── Records for this exercise ──

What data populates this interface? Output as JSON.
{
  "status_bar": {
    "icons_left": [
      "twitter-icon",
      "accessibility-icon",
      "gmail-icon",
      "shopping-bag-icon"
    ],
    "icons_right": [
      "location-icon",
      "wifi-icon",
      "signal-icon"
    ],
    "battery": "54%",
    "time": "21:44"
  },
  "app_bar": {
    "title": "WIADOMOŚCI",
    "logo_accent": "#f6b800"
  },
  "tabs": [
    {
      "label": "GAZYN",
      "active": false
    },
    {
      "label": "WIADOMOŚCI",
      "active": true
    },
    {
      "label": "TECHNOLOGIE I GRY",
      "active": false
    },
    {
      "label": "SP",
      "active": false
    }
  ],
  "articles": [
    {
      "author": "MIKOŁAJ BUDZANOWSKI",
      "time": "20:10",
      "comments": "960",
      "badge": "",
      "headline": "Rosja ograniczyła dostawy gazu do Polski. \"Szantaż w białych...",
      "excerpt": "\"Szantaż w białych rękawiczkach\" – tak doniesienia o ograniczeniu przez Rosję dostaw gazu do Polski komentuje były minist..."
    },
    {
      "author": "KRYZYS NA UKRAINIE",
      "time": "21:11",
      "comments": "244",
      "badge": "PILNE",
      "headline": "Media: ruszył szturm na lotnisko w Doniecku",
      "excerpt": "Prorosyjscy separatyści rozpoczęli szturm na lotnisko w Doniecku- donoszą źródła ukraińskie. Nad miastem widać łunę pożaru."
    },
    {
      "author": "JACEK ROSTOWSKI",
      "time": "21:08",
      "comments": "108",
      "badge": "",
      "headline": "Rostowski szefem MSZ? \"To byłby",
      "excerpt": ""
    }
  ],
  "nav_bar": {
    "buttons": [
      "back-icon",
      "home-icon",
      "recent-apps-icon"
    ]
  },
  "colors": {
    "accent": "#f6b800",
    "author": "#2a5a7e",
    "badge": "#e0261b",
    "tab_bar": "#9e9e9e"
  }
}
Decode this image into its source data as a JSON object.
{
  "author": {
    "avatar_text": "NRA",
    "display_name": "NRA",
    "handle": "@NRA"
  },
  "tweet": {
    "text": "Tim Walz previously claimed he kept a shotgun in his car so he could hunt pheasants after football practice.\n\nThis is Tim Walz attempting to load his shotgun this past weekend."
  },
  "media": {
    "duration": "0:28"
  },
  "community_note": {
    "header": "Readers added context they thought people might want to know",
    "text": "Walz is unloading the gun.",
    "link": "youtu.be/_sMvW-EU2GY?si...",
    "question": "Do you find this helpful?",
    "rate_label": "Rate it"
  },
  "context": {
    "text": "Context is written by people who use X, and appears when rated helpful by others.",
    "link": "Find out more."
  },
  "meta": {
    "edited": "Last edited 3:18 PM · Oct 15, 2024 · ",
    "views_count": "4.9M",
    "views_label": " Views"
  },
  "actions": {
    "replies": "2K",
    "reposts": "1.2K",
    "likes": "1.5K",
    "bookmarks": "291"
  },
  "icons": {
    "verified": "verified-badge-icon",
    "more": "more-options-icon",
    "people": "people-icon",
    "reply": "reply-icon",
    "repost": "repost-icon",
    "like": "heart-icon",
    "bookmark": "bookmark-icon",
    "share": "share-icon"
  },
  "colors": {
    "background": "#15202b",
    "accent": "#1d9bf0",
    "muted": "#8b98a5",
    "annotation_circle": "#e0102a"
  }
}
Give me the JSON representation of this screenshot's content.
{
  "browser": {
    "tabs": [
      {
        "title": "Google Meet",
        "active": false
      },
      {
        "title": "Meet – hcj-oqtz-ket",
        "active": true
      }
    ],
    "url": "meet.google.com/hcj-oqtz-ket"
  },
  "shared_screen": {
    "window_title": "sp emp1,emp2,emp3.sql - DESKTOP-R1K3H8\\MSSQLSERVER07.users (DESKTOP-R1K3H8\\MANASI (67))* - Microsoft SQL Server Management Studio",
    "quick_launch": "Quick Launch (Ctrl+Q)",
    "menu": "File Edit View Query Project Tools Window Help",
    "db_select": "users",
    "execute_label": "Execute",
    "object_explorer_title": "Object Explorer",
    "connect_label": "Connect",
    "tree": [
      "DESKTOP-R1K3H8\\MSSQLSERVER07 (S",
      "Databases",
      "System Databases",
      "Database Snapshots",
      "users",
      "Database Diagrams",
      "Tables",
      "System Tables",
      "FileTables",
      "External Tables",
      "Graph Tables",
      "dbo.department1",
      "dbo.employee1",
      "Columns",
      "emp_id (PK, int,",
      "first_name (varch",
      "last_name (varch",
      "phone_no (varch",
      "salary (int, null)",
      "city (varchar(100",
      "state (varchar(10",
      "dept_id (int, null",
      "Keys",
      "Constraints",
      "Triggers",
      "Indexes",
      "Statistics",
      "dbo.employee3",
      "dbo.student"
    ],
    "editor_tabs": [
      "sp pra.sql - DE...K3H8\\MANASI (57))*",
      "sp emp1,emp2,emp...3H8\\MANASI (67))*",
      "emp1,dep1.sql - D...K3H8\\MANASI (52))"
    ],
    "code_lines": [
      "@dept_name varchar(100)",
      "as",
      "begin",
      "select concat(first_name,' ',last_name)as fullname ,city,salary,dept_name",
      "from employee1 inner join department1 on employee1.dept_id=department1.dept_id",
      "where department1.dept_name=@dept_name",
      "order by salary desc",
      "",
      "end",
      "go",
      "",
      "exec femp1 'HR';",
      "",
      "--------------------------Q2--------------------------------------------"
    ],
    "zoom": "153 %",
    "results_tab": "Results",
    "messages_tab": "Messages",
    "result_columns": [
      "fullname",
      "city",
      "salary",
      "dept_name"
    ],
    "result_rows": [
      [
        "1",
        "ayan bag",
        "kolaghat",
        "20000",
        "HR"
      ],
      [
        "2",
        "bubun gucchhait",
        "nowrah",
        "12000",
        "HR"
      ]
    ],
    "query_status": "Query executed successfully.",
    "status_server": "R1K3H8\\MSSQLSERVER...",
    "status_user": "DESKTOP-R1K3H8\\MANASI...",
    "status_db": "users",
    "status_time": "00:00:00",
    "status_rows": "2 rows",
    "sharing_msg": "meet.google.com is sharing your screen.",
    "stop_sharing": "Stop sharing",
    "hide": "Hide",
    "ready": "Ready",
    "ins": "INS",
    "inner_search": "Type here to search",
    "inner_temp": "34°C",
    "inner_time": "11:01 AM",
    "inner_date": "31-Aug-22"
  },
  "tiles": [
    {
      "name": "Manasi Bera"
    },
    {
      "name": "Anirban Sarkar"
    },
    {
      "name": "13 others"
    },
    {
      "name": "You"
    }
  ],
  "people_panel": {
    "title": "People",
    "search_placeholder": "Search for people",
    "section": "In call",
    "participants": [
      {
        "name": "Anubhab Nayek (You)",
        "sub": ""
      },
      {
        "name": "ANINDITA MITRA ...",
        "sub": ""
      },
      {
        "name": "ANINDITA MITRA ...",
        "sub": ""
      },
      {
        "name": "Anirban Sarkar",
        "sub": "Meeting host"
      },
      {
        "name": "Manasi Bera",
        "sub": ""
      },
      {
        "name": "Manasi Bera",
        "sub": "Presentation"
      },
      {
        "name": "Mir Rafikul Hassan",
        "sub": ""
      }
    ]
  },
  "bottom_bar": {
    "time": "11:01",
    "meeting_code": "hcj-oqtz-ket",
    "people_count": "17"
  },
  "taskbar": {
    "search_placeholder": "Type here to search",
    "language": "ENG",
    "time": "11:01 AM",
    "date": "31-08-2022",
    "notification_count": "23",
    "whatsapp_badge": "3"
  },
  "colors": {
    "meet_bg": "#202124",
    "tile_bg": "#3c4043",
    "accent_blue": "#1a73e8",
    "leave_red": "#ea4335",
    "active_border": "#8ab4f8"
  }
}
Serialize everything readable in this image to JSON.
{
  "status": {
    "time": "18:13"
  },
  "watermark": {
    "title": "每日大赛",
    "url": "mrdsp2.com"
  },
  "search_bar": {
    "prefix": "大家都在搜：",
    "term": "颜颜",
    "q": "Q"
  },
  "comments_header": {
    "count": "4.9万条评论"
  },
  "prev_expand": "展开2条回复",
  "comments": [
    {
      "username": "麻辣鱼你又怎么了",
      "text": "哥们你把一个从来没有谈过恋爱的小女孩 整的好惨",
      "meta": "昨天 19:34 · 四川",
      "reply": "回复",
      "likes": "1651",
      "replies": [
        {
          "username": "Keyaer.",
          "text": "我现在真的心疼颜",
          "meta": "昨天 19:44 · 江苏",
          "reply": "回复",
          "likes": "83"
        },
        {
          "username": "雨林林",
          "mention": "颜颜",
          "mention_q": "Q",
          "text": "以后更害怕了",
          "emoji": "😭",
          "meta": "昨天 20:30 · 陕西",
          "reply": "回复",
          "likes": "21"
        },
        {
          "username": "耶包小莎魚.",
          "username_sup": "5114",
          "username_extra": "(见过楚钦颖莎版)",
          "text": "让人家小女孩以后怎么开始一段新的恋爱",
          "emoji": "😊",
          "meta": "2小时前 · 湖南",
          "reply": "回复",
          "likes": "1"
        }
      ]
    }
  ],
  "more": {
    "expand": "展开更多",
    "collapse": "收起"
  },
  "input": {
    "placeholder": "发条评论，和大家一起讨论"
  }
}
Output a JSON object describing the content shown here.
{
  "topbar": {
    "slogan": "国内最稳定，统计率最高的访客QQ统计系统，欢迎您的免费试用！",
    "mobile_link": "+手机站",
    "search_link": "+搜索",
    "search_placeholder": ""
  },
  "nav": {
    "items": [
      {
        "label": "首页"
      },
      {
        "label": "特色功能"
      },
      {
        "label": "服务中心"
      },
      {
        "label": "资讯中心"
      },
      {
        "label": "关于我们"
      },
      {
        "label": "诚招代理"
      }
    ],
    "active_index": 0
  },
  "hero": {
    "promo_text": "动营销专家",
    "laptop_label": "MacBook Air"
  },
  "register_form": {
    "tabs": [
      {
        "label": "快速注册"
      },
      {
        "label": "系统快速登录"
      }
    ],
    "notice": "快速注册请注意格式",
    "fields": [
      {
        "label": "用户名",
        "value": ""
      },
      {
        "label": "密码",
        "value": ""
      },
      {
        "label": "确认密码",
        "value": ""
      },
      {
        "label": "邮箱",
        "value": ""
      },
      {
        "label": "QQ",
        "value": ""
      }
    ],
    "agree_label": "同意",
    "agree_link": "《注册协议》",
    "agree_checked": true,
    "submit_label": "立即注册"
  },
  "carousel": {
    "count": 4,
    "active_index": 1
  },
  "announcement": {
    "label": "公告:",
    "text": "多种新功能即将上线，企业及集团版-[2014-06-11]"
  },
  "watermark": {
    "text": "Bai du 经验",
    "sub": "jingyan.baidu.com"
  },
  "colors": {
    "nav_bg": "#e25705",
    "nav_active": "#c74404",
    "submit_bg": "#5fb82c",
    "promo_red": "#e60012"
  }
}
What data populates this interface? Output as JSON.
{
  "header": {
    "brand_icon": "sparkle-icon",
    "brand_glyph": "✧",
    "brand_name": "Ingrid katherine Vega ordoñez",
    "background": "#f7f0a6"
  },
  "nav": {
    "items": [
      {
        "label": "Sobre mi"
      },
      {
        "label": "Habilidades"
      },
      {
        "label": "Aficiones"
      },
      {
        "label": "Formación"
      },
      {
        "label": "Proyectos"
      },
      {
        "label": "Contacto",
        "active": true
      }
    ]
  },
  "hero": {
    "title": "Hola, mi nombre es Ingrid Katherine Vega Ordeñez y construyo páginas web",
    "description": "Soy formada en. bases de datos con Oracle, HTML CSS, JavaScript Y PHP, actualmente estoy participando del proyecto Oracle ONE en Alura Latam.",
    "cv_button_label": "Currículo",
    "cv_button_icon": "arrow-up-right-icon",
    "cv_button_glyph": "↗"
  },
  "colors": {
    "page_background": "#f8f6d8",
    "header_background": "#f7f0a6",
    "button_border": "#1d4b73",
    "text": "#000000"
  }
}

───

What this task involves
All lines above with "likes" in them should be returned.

Exercise output
    "likes": "1.5K",
      "likes": "1651",
          "likes": "83"
          "likes": "21"
          "likes": "1"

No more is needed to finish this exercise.